"Alto Trek," during the mid-1970s. An updated version of this game has been developed by
Microsoft and has been released under the name "Allegiance."
Rashid is a member of the National Science Foundation (NSF) Computer Directorate Advisory
Committee. He is a past member of the DARPA UNIX Steering Committee and the CSNet Executive
Committee and a former chairman of the ACM Software System Awards Committee.
Rashid's research interests have focused on artificial intelligence, operating systems,
networking and multiprocessors. He has participated in the design and implementation of
the University of Rochester RIG operating system (1975-1979), the Rochester Virtual
Terminal Management System (1976-1979), the CMU Distributed Sensor Network Testbed
(1980-1983) and CMU's SPICE distributed personal computing environment, which included
the Accent network operating system (1981-1985). He has published papers on computer
vision, operating systems, programming languages for distributed processing, network
protocols and communication security.
Rashid received master of science (1977) and doctoral (1980) degrees in computer science
from the University of Rochester. He graduated with honors in mathematics and comparative
literature from Stanford University in 1974.
Mozelle W. Thompson was sworn in as a Commissioner on the Federal Trade Commission December 17, 1997.

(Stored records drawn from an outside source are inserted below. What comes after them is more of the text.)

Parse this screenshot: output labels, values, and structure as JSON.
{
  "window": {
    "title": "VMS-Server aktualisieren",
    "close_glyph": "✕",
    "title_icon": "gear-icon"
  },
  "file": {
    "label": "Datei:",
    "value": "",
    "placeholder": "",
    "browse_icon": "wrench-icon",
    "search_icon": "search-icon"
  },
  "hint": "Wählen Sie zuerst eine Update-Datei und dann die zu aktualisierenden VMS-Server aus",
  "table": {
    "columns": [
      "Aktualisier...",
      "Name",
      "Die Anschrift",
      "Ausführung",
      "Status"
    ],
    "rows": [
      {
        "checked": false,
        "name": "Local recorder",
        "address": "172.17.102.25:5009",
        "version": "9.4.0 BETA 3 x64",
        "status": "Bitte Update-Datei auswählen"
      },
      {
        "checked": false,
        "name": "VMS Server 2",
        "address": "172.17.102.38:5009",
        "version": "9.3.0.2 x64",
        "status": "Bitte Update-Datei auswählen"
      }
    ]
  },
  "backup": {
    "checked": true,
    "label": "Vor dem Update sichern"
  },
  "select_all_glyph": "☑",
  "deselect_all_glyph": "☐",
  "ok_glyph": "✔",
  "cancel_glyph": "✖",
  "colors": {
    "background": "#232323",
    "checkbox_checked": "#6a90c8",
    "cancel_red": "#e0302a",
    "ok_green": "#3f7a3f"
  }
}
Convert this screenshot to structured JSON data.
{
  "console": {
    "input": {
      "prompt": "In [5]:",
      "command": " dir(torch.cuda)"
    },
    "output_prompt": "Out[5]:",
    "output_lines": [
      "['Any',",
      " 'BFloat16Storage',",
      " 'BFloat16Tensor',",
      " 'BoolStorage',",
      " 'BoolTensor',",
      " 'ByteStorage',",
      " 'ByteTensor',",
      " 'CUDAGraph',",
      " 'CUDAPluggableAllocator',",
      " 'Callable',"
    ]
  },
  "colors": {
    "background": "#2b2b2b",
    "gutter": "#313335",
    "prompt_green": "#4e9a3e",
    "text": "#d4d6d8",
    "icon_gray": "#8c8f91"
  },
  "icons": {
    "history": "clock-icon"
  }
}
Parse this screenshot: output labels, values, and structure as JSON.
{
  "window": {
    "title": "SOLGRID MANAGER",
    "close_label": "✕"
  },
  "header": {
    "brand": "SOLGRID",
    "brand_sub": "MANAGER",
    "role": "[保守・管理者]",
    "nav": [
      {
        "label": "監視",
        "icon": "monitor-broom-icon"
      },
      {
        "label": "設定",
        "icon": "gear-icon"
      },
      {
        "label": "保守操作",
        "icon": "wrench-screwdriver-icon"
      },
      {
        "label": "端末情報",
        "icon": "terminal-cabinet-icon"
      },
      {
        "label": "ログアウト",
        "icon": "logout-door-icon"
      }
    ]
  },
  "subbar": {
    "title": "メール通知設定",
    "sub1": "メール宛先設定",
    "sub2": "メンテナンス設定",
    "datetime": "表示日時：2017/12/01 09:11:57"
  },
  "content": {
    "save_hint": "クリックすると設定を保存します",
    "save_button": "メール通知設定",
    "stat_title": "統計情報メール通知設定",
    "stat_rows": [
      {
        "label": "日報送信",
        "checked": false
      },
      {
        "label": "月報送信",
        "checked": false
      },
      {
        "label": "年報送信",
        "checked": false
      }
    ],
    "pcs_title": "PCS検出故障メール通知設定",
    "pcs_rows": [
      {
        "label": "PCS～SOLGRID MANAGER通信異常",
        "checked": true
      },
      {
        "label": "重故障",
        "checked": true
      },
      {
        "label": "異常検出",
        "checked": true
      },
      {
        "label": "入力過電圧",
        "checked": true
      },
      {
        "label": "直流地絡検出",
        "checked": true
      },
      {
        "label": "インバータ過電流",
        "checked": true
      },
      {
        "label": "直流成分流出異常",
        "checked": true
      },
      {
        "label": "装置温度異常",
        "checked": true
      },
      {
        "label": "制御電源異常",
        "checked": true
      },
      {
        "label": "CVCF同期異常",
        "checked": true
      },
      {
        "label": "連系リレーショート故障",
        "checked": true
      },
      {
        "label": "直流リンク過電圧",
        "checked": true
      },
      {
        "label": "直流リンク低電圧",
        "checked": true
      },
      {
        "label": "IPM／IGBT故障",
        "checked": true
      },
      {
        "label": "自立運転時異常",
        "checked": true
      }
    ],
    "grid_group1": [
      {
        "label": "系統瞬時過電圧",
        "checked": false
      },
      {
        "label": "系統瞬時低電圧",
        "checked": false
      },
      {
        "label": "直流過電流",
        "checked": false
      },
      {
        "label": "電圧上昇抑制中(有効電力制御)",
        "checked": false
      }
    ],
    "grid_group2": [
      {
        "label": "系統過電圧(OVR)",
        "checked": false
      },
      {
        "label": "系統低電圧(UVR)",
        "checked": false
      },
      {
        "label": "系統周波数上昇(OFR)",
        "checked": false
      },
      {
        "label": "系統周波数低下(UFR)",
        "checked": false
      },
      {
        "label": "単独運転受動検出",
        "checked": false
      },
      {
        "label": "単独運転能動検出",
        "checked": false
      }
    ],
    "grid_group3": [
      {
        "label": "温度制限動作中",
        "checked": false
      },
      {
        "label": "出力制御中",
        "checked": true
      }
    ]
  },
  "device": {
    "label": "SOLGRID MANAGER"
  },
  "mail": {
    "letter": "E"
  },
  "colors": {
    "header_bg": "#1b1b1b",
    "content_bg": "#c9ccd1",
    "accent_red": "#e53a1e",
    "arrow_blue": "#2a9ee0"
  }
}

Mr. Thompson previously held the position of Principal Deputy Assistant Secretary at the Department of the Treasury where he was responsible for overseeing domestic spending and credit policies, including the operations of the Federal Financing Bank and the Office of Government Financing. Mr. Thompson was also responsible for creating the Office of Privatization, which among its activities provides guidance on the privatization of federal assets and operations, and for developing the financial assistance plan for the District of Columbia. Mr. Thompson was initially appointed Deputy Assistant Secretary in August 1993, and served as Principal Deputy Assistant Secretary from April 1996 until his appointment to the Commission.
Prior to joining the Treasury Department, Mr. Thompson served as Acting Executive Director and General Counsel to the New York State Finance Agency and its four sister corporations. Mr. Thompson also was an attorney with the New York firm of Skadden, Arps, Slate, Meagher and Flom.
Mr. Thompson is a graduate of Columbia College and Columbia Law School. He also holds an M.P.A. from Princeton University's Woodrow Wilson School of Public and International Affairs. After graduating law school, Mr. Thompson served as law clerk to U.S. District Court Judge William M. Hoeveler in Miami, Florida. He has been on the faculties of the Woodrow Wilson School and Fordham Law School, and has been an Irvine Foundation Visiting Scholar at Stanford Law School.
Mr. Thompson currently serves as Chairman of the Organization for Economic Cooperation and Development (OECD) Consumer Policy Committee where he also leads the United States delegation. Mr. Thompson was past president of the International Marketing Supervision Network (IMSN), an association of international consumer protection enforcement agencies.
Mr. Thompson has been active in a number of professional and civic organizations, including the Association of Black Princeton Alumni and the Executive Board of Practicing Attorneys for Law Students, a mentoring organization assisting African-American and Latino law students. He is presently Vice President of the Columbia College Alumni Association, and is a member of the bar in New York State and the District of Columbia.
Mr. Thompson was born in Pittsburgh, Pennsylvania, and is the son of Charles and Eiko Suzaki Thompson of West Babylon, New York.